In an ocean ecosystem, many types of small crustaceans and turtles are herbivores that eat algae and sea grass. Also, sea urchins are powerful primary consumers in kelp
Secondary consumers EAT herbivores or primary consumers. They in turn get eaten by tertiary consumers.
Some examples of secondary consumers include lobsters, crabs, sea stars, and humpback whales and other small fish.
TERTIARY CONSUMERS EAT SECONDARY CONSUMERS!
Carnivorous fish like Cod, Haddock, and Halibut are the chief tertiary consumers. However, even they get eaten by animals such as sharks and dolphins!
Producers, also know as autotrophs, make their on food and do not depend on any other organism for nutrition.
Plants are the most familiar type of autotroph, but there are others such as algae, phytoplankton, and some types of bacteria.
These factors are temperature, an organisms access to sunlight, dissolved oxygen concentrations, and availability of nutrients.
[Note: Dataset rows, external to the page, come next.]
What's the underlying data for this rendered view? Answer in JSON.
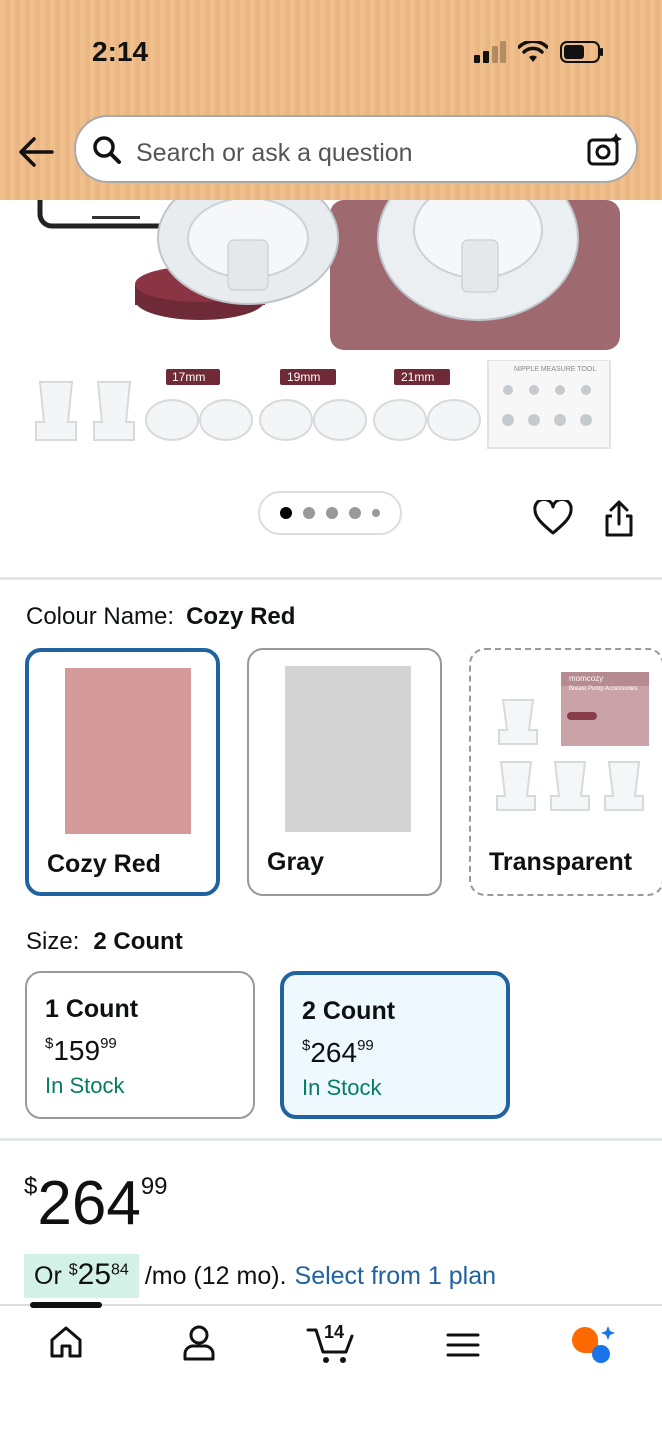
{
  "status_bar": {
    "time": "2:14"
  },
  "search": {
    "placeholder": "Search or ask a question"
  },
  "thumbnails": {
    "sizes": [
      "17mm",
      "19mm",
      "21mm"
    ],
    "tool_label": "NIPPLE MEASURE TOOL"
  },
  "carousel": {
    "dots": 5,
    "active_index": 0
  },
  "colour": {
    "label": "Colour Name:",
    "selected": "Cozy Red",
    "options": [
      {
        "name": "Cozy Red",
        "color": "#d49b9a",
        "selected": true
      },
      {
        "name": "Gray",
        "color": "#d3d3d3",
        "selected": false
      },
      {
        "name": "Transparent",
        "box_brand": "momcozy",
        "box_title": "Breast Pump Accessories",
        "selected": false
      }
    ]
  },
  "size": {
    "label": "Size:",
    "selected": "2 Count",
    "options": [
      {
        "name": "1 Count",
        "currency": "$",
        "price_whole": "159",
        "price_cents": "99",
        "stock": "In Stock",
        "selected": false
      },
      {
        "name": "2 Count",
        "currency": "$",
        "price_whole": "264",
        "price_cents": "99",
        "stock": "In Stock",
        "selected": true
      }
    ]
  },
  "price": {
    "currency": "$",
    "whole": "264",
    "cents": "99"
  },
  "monthly": {
    "prefix": "Or",
    "currency": "$",
    "whole": "25",
    "cents": "84",
    "suffix": "/mo (12 mo).",
    "link": "Select from 1 plan"
  },
  "nav": {
    "cart_count": "14",
    "items": [
      "home",
      "account",
      "cart",
      "menu",
      "rufus"
    ]
  },
  "colors": {
    "accent": "#2162a1",
    "stock_green": "#067d62",
    "selected_bg": "#edf8ff",
    "header": "#f0c08c"
  }
}
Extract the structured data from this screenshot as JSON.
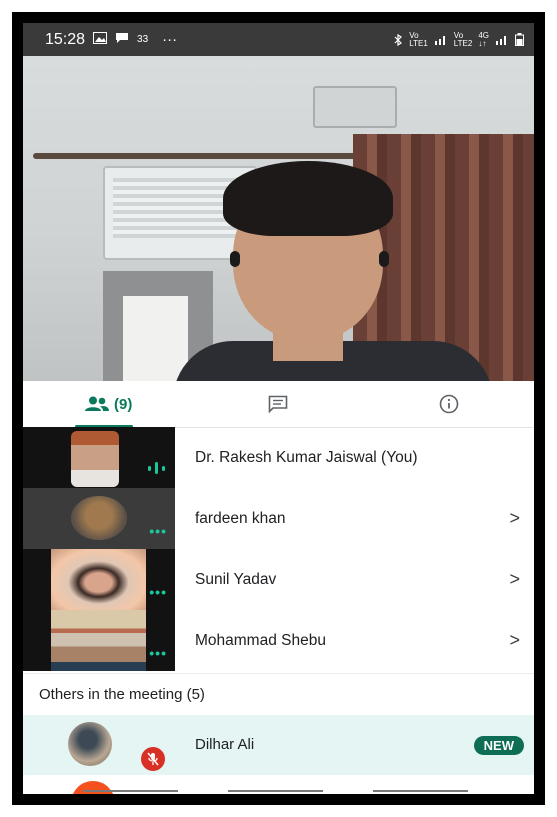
{
  "status_bar": {
    "time": "15:28",
    "icons": [
      "image-icon",
      "message-icon"
    ],
    "notif_count": "33",
    "more": "···",
    "right_icons": [
      "bluetooth-icon",
      "volte-lte1-icon",
      "signal-icon",
      "volte-lte2-icon",
      "4g-icon",
      "signal-icon",
      "battery-icon"
    ]
  },
  "tabs": [
    {
      "icon": "people-icon",
      "label": "(9)",
      "active": true
    },
    {
      "icon": "chat-icon",
      "label": ""
    },
    {
      "icon": "info-icon",
      "label": ""
    }
  ],
  "participants": [
    {
      "name": "Dr. Rakesh Kumar Jaiswal (You)",
      "status_icon": "speaking-bars-icon",
      "chevron": ""
    },
    {
      "name": "fardeen khan",
      "status_icon": "dots-icon",
      "chevron": ">"
    },
    {
      "name": "Sunil Yadav",
      "status_icon": "dots-icon",
      "chevron": ">"
    },
    {
      "name": "Mohammad Shebu",
      "status_icon": "dots-icon",
      "chevron": ">"
    }
  ],
  "others_header": "Others in the meeting (5)",
  "others": [
    {
      "name": "Dilhar Ali",
      "badge": "NEW",
      "muted": true
    }
  ],
  "colors": {
    "accent": "#0b7a5c",
    "status_bar": "#3a3a3a",
    "highlight_row": "#e5f5f3",
    "mute_red": "#d93025",
    "new_badge": "#0d6e55"
  }
}
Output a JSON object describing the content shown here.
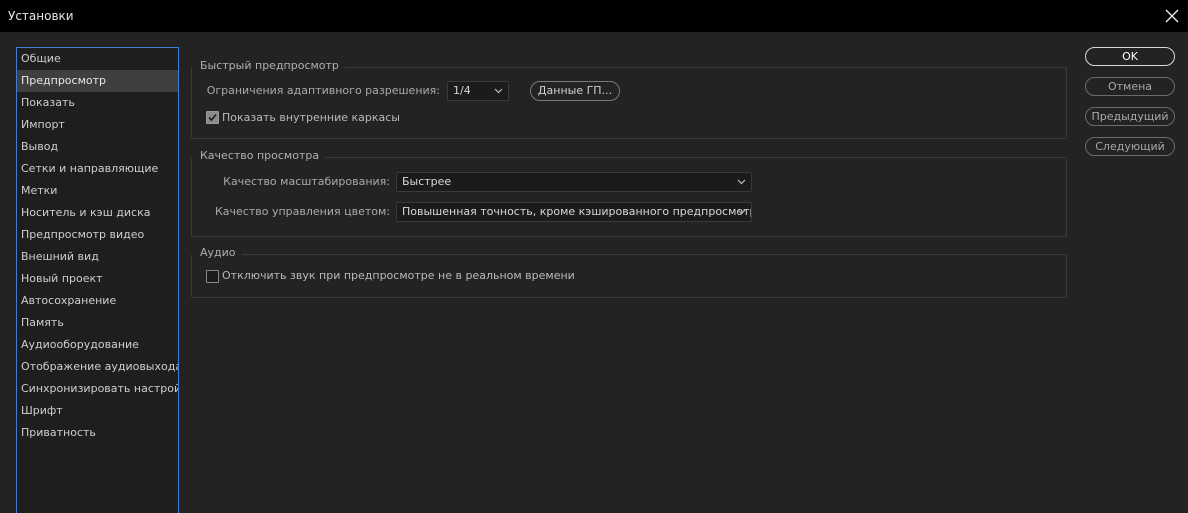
{
  "window": {
    "title": "Установки"
  },
  "sidebar": {
    "items": [
      {
        "label": "Общие"
      },
      {
        "label": "Предпросмотр"
      },
      {
        "label": "Показать"
      },
      {
        "label": "Импорт"
      },
      {
        "label": "Вывод"
      },
      {
        "label": "Сетки и направляющие"
      },
      {
        "label": "Метки"
      },
      {
        "label": "Носитель и кэш диска"
      },
      {
        "label": "Предпросмотр видео"
      },
      {
        "label": "Внешний вид"
      },
      {
        "label": "Новый проект"
      },
      {
        "label": "Автосохранение"
      },
      {
        "label": "Память"
      },
      {
        "label": "Аудиооборудование"
      },
      {
        "label": "Отображение аудиовыхода"
      },
      {
        "label": "Синхронизировать настройки"
      },
      {
        "label": "Шрифт"
      },
      {
        "label": "Приватность"
      }
    ],
    "selected_index": 1
  },
  "fast_preview": {
    "title": "Быстрый предпросмотр",
    "adaptive_label": "Ограничения адаптивного разрешения:",
    "adaptive_value": "1/4",
    "gpu_button": "Данные ГП...",
    "show_wireframes_label": "Показать внутренние каркасы",
    "show_wireframes_checked": true
  },
  "viewer_quality": {
    "title": "Качество просмотра",
    "zoom_label": "Качество масштабирования:",
    "zoom_value": "Быстрее",
    "color_label": "Качество управления цветом:",
    "color_value": "Повышенная точность, кроме кэшированного предпросмотра"
  },
  "audio": {
    "title": "Аудио",
    "mute_label": "Отключить звук при предпросмотре не в реальном времени",
    "mute_checked": false
  },
  "buttons": {
    "ok": "OK",
    "cancel": "Отмена",
    "previous": "Предыдущий",
    "next": "Следующий"
  }
}
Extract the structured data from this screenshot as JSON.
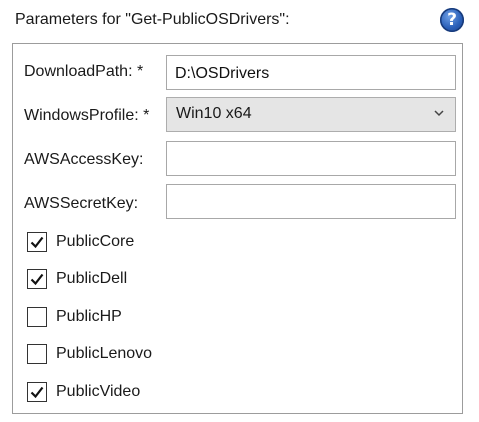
{
  "header": {
    "title": "Parameters for \"Get-PublicOSDrivers\":",
    "help_icon": "help-icon",
    "help_glyph": "?"
  },
  "fields": {
    "download_path": {
      "label": "DownloadPath: *",
      "value": "D:\\OSDrivers"
    },
    "windows_profile": {
      "label": "WindowsProfile: *",
      "value": "Win10 x64",
      "icon": "chevron-down-icon"
    },
    "aws_access_key": {
      "label": "AWSAccessKey:",
      "value": ""
    },
    "aws_secret_key": {
      "label": "AWSSecretKey:",
      "value": ""
    }
  },
  "checkboxes": [
    {
      "label": "PublicCore",
      "checked": true
    },
    {
      "label": "PublicDell",
      "checked": true
    },
    {
      "label": "PublicHP",
      "checked": false
    },
    {
      "label": "PublicLenovo",
      "checked": false
    },
    {
      "label": "PublicVideo",
      "checked": true
    }
  ],
  "colors": {
    "help_button": "#2a5fb8",
    "border": "#9c9c9c",
    "select_background": "#e5e5e5"
  }
}
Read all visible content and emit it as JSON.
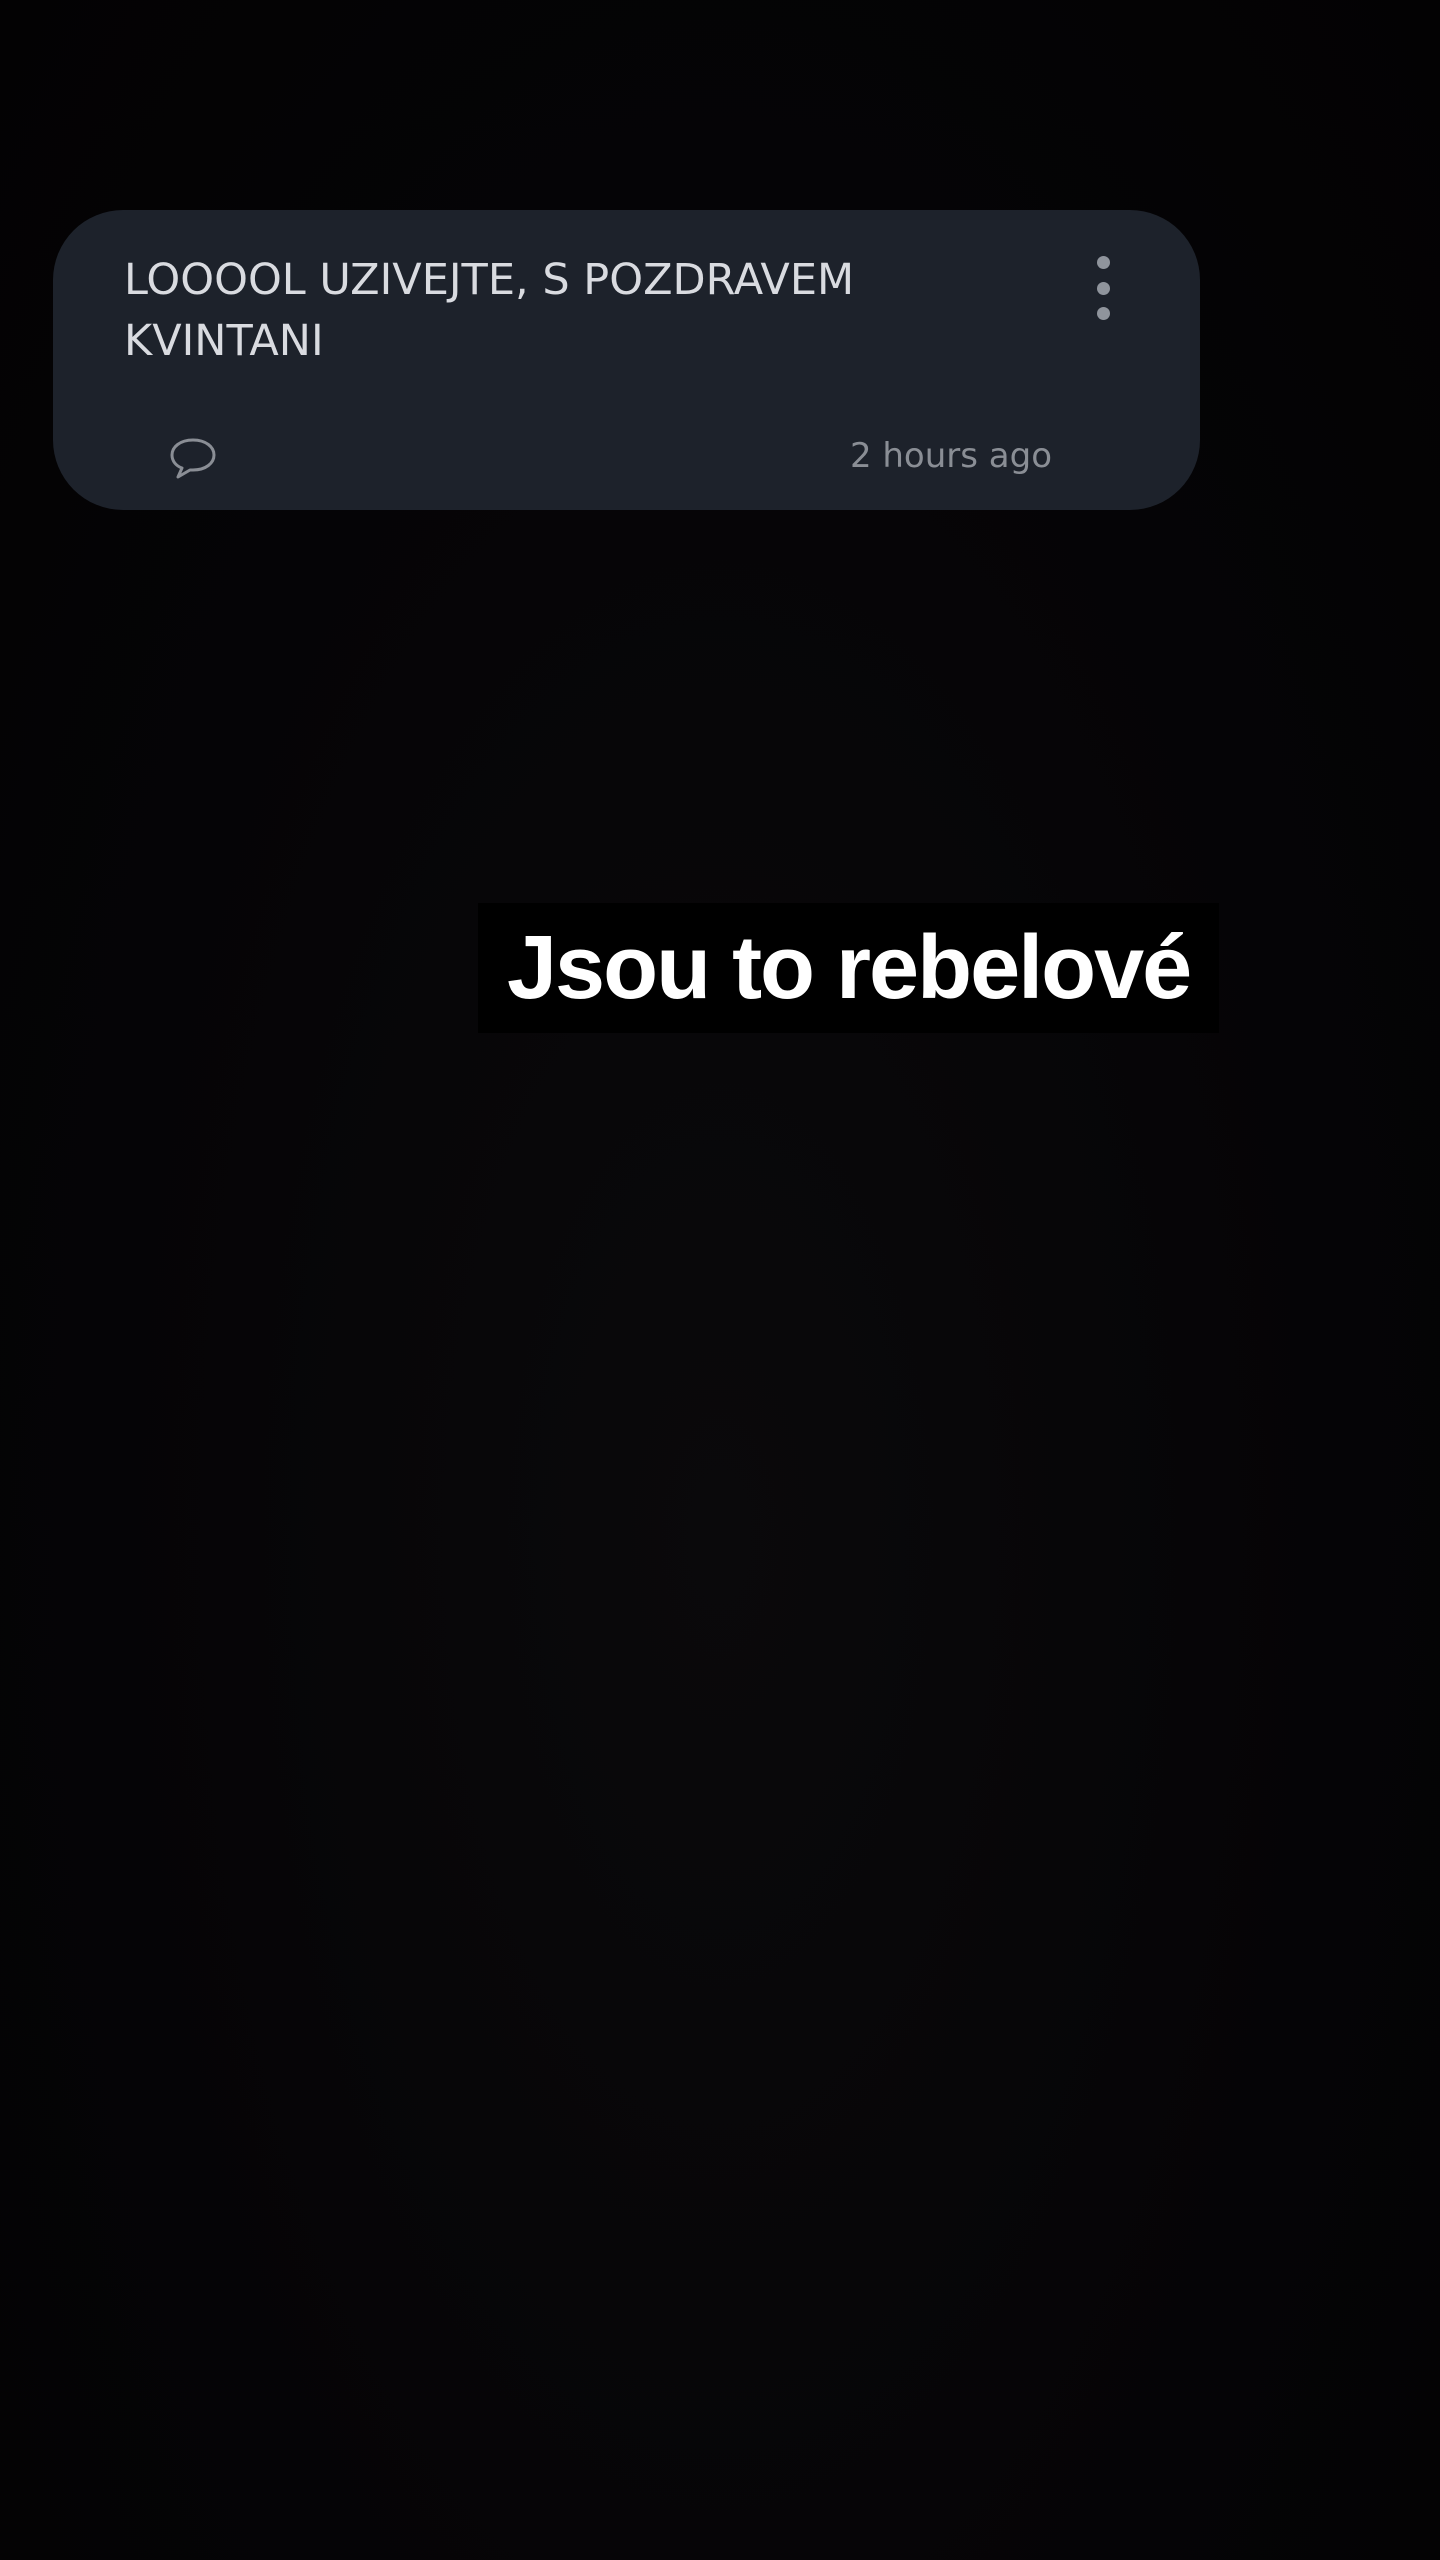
{
  "notification": {
    "message": "LOOOOL UZIVEJTE, S POZDRAVEM KVINTANI",
    "timestamp": "2 hours ago",
    "more_icon": "more-vertical-icon",
    "comment_icon": "comment-bubble-icon"
  },
  "caption": {
    "text": "Jsou to rebelové"
  },
  "colors": {
    "background": "#050406",
    "card": "#1d222b",
    "card_text": "#d9dbe0",
    "secondary_text": "#8a8e95",
    "caption_bg": "#000000",
    "caption_text": "#ffffff"
  }
}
Beneath the surface, often not far from popular vacation beaches, are underwater lakes, waterfalls and even upside-down lakes!
If you've ever swallowed a milliliter of ocean water, know that you also gulped 1 million bacteria and 10 million viruses - give or take a few.
The immense pressure of the water on a human diving to greater depths is one of the biggest hurdles to exploring the deepest parts of the oceans — yet, at depths that would crush the Titanic like a Coke can, crabs, octopuses and tube worms go about their business.
Fifty percent of the United States (in terms of our complete legal jurisdiction, which includes ocean territory) lies below the ocean.
They make up the largest aquatic system on the planet, covering over 70 percent of the Earth's surface!
Generally there are four types of saltwater ecosystems, and those are:
The Open Ocean
Marine wetlands are “transitional areas” between the ocean and coastal lands.
Saltwater wetland ecosystems include mangroves and marshes.
Saltwater marshes occur in protected areas along the coastline and provide many of the same benefits of mangrove habitats. Instead of mangrove trees, herbaceous plants and grasses dominate saltwater marshes.
Estuaries are another important marine ecosystem where saltwater and freshwater meet to make a brackish mix.
According to the National Oceanic and Atmospheric Administration (NOAA), estuaries “provide habitat for over 75 percent of the U.S. commercial sea catch,” including crabs, clams, oysters, shrimp and other fish species.
Coral reefs are among the world's richest ecosystems, second only to tropical rain forests in plant and animal diversity
They are fragile ecosystems that are sensitive to imbalances in water quality and habitat species.
Tropical coral reefs occur in shallow, warm waters, typically off the coast of a land mass or in areas where islands once existed.
The Open Ocean!
The open ocean, referred to as the “pelagic zone,” is the largest marine ecosystem.
Deep, open ocean ecosystems receive fewer nutrients, less light and are colder than near-shore habitats.
The open ocean is home to microscopic floating plankton and also supports large sea mammals and bony fish.
The climate of a saltwater ecosystem depends on which type of ecosystem it is and where it is located. They range from really warm temperatures to extremely cold temperatures.